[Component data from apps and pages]
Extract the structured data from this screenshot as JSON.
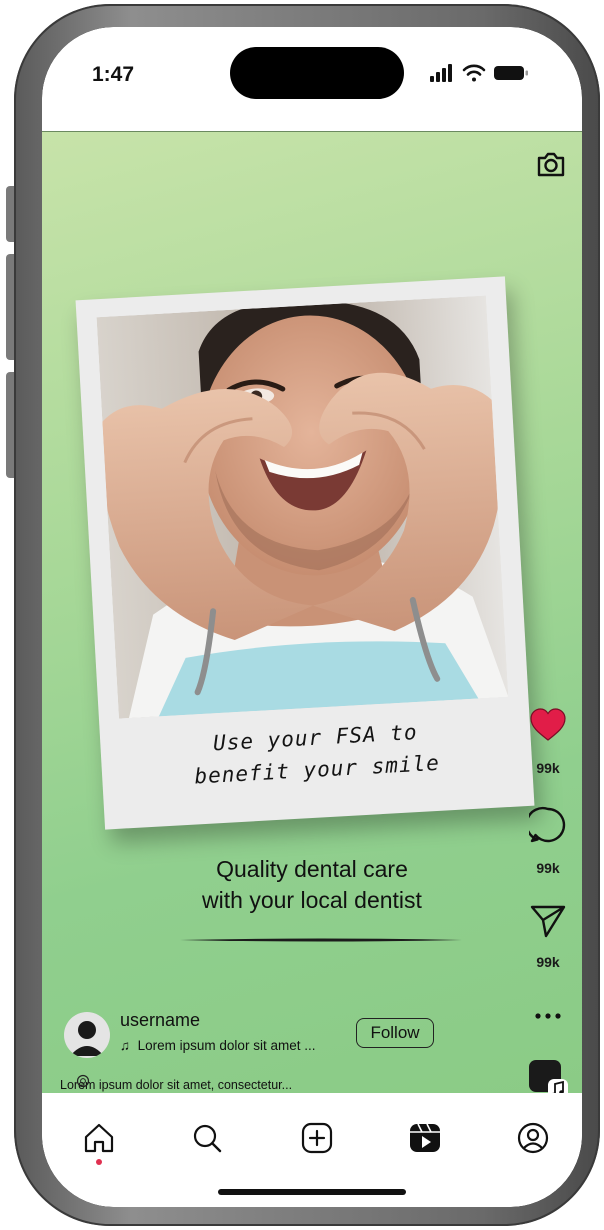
{
  "status_bar": {
    "time": "1:47",
    "icons": [
      "signal-icon",
      "wifi-icon",
      "battery-icon"
    ]
  },
  "post": {
    "caption_line1": "Use your FSA to",
    "caption_line2": "benefit your smile",
    "headline_line1": "Quality dental care",
    "headline_line2": "with your local dentist"
  },
  "actions": {
    "like_count": "99k",
    "comment_count": "99k",
    "share_count": "99k",
    "more_label": "..."
  },
  "author": {
    "username": "username",
    "song": "Lorem ipsum dolor sit amet ...",
    "follow_label": "Follow",
    "description": "Lorem ipsum dolor sit amet, consectetur..."
  },
  "nav": {
    "items": [
      "home-icon",
      "search-icon",
      "create-icon",
      "reels-icon",
      "profile-icon"
    ],
    "active": "home-icon"
  },
  "colors": {
    "like": "#e11d48",
    "background_top": "#c7e3a9",
    "background_bottom": "#8bcb86",
    "active_dot": "#e03050"
  }
}
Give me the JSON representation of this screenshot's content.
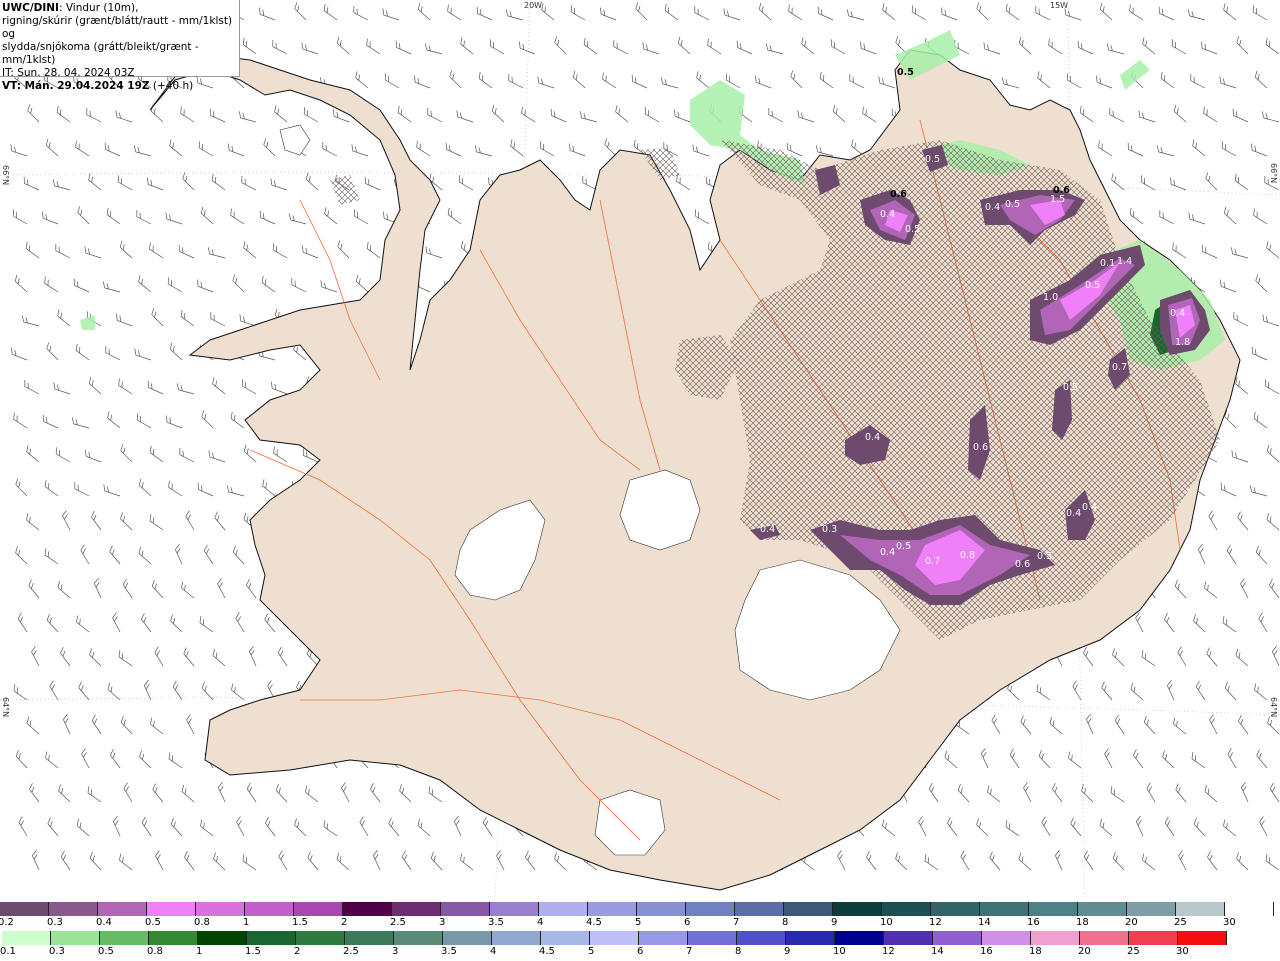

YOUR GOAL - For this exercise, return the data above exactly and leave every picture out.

EXERCISE RESULT -
Extract the structured data from this screenshot as JSON.
{
  "status_bar": {
    "time": "1:47",
    "icons": [
      "signal-icon",
      "wifi-icon",
      "battery-icon"
    ]
  },
  "post": {
    "caption_line1": "Use your FSA to",
    "caption_line2": "benefit your smile",
    "headline_line1": "Quality dental care",
    "headline_line2": "with your local dentist"
  },
  "actions": {
    "like_count": "99k",
    "comment_count": "99k",
    "share_count": "99k",
    "more_label": "..."
  },
  "author": {
    "username": "username",
    "song": "Lorem ipsum dolor sit amet ...",
    "follow_label": "Follow",
    "description": "Lorem ipsum dolor sit amet, consectetur..."
  },
  "nav": {
    "items": [
      "home-icon",
      "search-icon",
      "create-icon",
      "reels-icon",
      "profile-icon"
    ],
    "active": "home-icon"
  },
  "colors": {
    "like": "#e11d48",
    "background_top": "#c7e3a9",
    "background_bottom": "#8bcb86",
    "active_dot": "#e03050"
  }
}
Give me the JSON representation of this screenshot's content.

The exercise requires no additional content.